Shenzhou-13 crew one month into record space stay, ‘puffy face’ a common phenomenon among astronauts
Published: Nov 16, 2021 09:27 PM
Puffy face of the crew of the Shenzhou-13 spaceflight mission Photo: a screenshot from Sina Weibo

Puffy face of the crew of the Shenzhou-13 spaceflight mission Photo: a screenshot from Sina Weibo

The Chinese public on Tuesday sent their blessings to taikonauts Zhai Zhigang, Wang Yaping and Ye Guangfu - the crew of the Shenzhou-13 spaceflight mission, who have lived and worked in Tianhe space station core module for exactly one month since they moved into the orbital craft on October 16.

Planned to last six months, Shenzhou-13 mission is the longest space stay for a single spaceflight mission in China's history. Some 30 million Chinese netizens participated in online discussions of the event on Tuesday, sending caring messages to the space-going trio. 

The sharp eyes of the Chinese public grew curious when seeing the latest images of the crew, saying they are wondering if the food onboard is so yummy that the three looked puffy on camera.

"In zero gravity, fluids inside the human body would go upward into astronauts' faces and heads, causing them to look swollen. That's a moon face, which is a common phenomenon not only for taikonauts but also for every astronaut in the world," Pang Zhihao, a senior space expert based in Beijing, told the Global Times on Tuesday.

Two-thirds of people's bodies are made up of fluids. On Earth, gravity pulls most of this toward legs. The extra fluid in the head may lead to blocked noses and sinuses, but once the astronauts are back on Earth, they return to their normal appearance, according to the BBC. 

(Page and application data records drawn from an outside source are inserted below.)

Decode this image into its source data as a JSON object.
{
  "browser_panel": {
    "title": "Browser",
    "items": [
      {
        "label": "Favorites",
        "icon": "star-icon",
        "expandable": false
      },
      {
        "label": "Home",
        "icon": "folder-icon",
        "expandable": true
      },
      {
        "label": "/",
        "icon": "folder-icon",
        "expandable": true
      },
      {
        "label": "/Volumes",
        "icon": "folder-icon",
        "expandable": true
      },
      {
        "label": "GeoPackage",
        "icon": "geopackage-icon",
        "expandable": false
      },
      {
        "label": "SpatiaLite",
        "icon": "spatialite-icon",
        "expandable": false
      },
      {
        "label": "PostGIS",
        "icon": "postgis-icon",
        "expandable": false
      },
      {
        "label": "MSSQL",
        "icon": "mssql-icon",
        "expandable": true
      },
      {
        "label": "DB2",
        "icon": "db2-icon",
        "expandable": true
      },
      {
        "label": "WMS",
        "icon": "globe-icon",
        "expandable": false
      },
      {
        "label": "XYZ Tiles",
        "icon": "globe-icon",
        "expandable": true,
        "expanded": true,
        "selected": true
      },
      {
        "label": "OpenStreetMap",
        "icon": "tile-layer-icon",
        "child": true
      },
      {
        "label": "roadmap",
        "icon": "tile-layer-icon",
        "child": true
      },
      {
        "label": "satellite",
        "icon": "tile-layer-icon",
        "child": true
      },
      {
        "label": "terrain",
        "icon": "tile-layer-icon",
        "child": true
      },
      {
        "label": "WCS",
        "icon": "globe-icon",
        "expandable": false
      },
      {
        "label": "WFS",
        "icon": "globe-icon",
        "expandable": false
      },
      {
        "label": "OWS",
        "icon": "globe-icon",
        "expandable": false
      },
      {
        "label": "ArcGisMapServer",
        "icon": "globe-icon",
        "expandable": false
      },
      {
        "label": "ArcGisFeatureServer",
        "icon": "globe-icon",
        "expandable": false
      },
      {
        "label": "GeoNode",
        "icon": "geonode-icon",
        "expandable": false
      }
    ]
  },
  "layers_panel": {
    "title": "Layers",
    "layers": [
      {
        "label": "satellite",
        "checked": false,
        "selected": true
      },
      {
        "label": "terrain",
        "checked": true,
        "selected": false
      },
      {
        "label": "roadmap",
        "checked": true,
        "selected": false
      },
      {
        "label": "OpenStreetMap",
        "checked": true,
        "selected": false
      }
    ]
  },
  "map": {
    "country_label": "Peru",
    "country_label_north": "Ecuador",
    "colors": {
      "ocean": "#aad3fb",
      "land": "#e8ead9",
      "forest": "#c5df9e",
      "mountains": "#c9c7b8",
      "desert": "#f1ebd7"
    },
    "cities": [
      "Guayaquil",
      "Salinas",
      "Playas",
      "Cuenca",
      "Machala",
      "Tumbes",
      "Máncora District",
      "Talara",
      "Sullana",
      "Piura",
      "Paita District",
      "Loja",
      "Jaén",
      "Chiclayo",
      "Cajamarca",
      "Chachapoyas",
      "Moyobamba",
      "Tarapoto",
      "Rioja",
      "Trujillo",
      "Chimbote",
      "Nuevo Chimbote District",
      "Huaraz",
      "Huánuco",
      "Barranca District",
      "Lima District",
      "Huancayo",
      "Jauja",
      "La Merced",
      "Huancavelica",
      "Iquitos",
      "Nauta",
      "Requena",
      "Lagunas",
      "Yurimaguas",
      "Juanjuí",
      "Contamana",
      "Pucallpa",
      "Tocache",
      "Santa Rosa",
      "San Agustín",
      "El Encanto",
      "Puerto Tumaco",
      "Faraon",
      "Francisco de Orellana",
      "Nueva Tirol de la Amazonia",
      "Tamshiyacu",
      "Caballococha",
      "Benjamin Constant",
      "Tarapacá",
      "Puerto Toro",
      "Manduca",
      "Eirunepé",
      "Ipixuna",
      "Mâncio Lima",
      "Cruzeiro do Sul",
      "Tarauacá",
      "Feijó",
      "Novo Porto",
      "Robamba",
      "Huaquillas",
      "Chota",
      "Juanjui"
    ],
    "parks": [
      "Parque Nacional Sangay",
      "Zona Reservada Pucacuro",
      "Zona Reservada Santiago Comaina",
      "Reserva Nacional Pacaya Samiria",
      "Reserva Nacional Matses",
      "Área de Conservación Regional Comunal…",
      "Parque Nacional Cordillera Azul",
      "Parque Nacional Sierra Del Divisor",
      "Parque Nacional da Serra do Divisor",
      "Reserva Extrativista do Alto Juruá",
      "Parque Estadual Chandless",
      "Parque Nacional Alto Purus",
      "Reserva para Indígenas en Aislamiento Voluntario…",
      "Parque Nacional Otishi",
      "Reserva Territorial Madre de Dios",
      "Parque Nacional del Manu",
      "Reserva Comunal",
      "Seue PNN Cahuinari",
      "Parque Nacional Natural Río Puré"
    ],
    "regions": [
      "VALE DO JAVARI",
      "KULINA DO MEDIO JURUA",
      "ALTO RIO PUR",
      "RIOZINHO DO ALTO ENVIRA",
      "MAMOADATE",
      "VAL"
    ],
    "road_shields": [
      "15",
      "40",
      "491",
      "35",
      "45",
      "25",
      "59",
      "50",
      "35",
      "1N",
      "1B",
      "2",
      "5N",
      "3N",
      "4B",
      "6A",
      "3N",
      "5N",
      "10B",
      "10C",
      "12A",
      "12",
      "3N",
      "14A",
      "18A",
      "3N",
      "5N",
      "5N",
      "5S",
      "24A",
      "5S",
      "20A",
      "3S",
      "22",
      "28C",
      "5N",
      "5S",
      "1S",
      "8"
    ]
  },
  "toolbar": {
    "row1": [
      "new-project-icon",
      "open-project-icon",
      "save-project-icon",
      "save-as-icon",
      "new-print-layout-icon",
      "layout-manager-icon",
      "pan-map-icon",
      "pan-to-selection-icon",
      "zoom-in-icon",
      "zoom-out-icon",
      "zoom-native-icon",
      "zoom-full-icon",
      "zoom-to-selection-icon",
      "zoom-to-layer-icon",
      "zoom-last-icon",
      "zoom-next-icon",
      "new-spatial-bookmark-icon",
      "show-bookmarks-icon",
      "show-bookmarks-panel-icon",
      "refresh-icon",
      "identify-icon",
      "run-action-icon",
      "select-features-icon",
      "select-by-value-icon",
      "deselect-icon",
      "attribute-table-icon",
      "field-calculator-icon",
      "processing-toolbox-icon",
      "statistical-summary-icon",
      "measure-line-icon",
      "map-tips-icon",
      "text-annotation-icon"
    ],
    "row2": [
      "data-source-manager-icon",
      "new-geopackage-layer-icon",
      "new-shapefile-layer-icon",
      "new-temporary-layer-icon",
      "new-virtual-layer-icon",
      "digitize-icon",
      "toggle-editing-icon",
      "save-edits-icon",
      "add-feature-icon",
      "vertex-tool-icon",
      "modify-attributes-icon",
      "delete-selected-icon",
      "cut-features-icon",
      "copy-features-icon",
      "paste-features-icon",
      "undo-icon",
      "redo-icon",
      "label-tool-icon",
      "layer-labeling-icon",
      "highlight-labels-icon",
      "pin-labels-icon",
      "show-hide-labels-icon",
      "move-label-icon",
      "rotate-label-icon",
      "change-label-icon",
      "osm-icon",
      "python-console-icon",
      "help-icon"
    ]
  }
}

To feel better and relieve the "puffy face syndrome," Pang suggested that a negative pressure device may come in handy, as it could reverse the upward movement of fluids.

One of the highlights of the first month's stay in the Tianhe station was the successful execution of the Shenzhou-13's first spacewalk, during which commander Zhai and Wang, the female taikonaut, stepped out of the core module and completed all planned tasks in six and a half hours. 

Wang thus became the first Chinese woman to walk in space, winning applause at home and abroad.  The third member and the youngest of the Shenzhou-13 crew played an important supporting role inside the cabin in the process.

The China Manned Space Agency (CMSA) said in a statement at the time that the spacewalk, the first of the Shenzhou-13 mission and the third during the country's space station building period, has further verified the performance of China's home-developed spacesuit, the ability of the astronauts to work with the robotic arm, and the reliability and safety of the supporting system.

According to the CMSA, the Shenzhou-13 crew will carry out another one or two spacewalks during the mission.